“We don’t own anything anymore, only the garbage we’re trying to throw out, and now they’re telling us we have to pay to get rid of it.”

Michael Taylor, the founder of Gerritsen Beach Cares, spoke of the consequences of debris that doesn’t get collected.

“I have friends who have stuff in their basement that’s full of mold, and but [sic] he won’t get rid of because he doesn’t have the money to afford a dumpster [sic].”

Fidler promised residents that he and Weinstein will do everything they can to get the DSNY to initiate another round of debris pickups.

“My office and assemblywoman Weinstein’s office reached out to [Sanitation] to continue extra pick-up services. We do not view the rebuilding to be done, the demolition to be done, nor the crisis to be over,” Fidler told Brooklyn Daily.

Courtesy of Lisanne Anderson

Last week we reported on a letter Councilman Domenic Recchia submitted to the New York City Department of Sanitation, urging them to extend their January 14 deadline for Sandy related bulk-pickup.  Well, his pleas have been answered as the DSNY announced that they are extending their special storm debris collection deadline until Monday, February 18.

The call to extend the deadline was considered vital because many homeowners devastated by Superstorm Sandy needed more time to wait for the payments from FEMA and insurance agencies before they could begin the process of cleaning up and gutting out their damaged homes.

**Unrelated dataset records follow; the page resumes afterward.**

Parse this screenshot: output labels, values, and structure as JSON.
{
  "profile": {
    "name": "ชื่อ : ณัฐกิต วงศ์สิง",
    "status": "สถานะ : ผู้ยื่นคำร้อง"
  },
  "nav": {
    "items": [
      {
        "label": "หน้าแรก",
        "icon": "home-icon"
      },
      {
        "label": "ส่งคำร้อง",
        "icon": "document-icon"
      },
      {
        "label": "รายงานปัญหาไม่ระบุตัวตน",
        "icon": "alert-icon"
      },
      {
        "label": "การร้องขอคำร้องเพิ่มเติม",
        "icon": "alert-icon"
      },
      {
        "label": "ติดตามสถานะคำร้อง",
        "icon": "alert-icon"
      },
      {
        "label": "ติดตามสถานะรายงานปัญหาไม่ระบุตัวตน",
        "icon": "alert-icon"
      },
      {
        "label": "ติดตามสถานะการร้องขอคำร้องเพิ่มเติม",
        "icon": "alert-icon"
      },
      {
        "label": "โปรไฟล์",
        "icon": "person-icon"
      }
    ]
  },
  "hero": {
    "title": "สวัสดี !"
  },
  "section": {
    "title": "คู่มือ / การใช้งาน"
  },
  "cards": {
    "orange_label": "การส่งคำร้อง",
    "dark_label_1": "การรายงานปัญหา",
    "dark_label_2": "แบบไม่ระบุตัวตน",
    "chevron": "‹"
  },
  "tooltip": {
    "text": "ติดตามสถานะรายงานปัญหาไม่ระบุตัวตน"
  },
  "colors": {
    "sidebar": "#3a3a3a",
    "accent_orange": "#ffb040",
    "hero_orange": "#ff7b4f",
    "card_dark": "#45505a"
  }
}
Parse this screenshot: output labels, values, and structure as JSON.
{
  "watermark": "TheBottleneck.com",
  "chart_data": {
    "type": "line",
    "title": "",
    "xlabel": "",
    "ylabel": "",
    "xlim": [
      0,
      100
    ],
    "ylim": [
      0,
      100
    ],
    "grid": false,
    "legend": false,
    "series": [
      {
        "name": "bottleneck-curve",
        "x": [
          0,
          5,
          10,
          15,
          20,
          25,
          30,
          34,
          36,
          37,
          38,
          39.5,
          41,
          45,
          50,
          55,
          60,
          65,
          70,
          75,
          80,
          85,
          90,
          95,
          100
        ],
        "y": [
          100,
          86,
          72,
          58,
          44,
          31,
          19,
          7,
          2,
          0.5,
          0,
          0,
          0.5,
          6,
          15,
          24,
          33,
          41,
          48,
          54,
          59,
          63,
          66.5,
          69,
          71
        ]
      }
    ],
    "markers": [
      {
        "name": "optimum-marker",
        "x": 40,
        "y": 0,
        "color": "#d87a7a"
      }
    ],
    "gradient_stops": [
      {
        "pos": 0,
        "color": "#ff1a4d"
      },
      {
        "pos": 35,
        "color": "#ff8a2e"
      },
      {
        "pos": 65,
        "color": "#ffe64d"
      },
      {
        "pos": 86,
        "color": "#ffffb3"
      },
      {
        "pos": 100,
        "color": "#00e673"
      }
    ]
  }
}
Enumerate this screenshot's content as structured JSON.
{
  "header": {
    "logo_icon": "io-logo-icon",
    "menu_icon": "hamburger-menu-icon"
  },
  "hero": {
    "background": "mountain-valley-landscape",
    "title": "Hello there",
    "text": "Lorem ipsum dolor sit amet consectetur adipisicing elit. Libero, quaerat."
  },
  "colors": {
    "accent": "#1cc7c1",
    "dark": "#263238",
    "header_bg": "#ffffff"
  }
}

While the extension of the deadline is welcome, its worth noting that the Sanitation Department couldn’t push the date past February 18 because of resources needed in case of snow-related emergencies.

For additional information on DSNY refuse collection, you can call 311 or visit www.nyc.com/sanitation.

Photos by Erica Sherman

State Senator Martin Golden and Councilman Michael Nelson are holding two separate community meetings for residents affected by Hurricane Sandy and the continued recovery efforts  in Southern Brooklyn’s hardest hit neighborhoods.

The first meeting will be held on Wednesday, November 28, at 7:00 p.m. at P.S. 277 at 2529 Gerritsen Avenue and is hosted by Golden.

In attendance will be New York State Financial Services Superintendent Ben Lawsky and staff, Mayor’s Community Affairs Unit Commissioner Nazli Parvizi and representatives of the Brooklyn Chamber of Commerce, the Small Business Administration, the Federal Emergency Management Agency, National Grid and Con Edison representatives.

“Each and every day, the people and the communities of Gerritsen Beach, Sheepshead Bay and Manhattan Beach, are making progress to fix the damage caused by Hurricane Sandy However, there is no denying that those effected still need our assistance. I continue to work with the effected families and businesses so that their lives can return to normal as soon as possible. This meeting on Wednesday will be another step forward on the road to recovery,” said Golden in a press release.

The second meeting, hosted by Councilman Michael Nelson, is on Thursday, November 29 at 7:00 p.m., at the Shorefront Y at 3300 Coney Island Avenue.

There will be representatives from Mayor Bloomberg’s office, Speaker Quinn’s office, the Federal Emergency Management Agency (FEMA), the Department of Buildings (DOB), the Department of Parks and Recreation, the Department of Sanitation (DSNY), the Department of Health (DOH), and representatives from various other agencies and disaster relief programs.

The meeting will consist of recovery updates and a question and answer period for residents.

Members of the community and small business owners are encouraged to attend both events so that they may attain the necessary financial and recovery assistance information post-Sandy.

According to our friends at the Sheepshead Bay – Plumb Beach Civic Association, a free shuttle bus to the Thursday meeting will depart from Brown Street and Emmons Avenue at 6:30 p.m.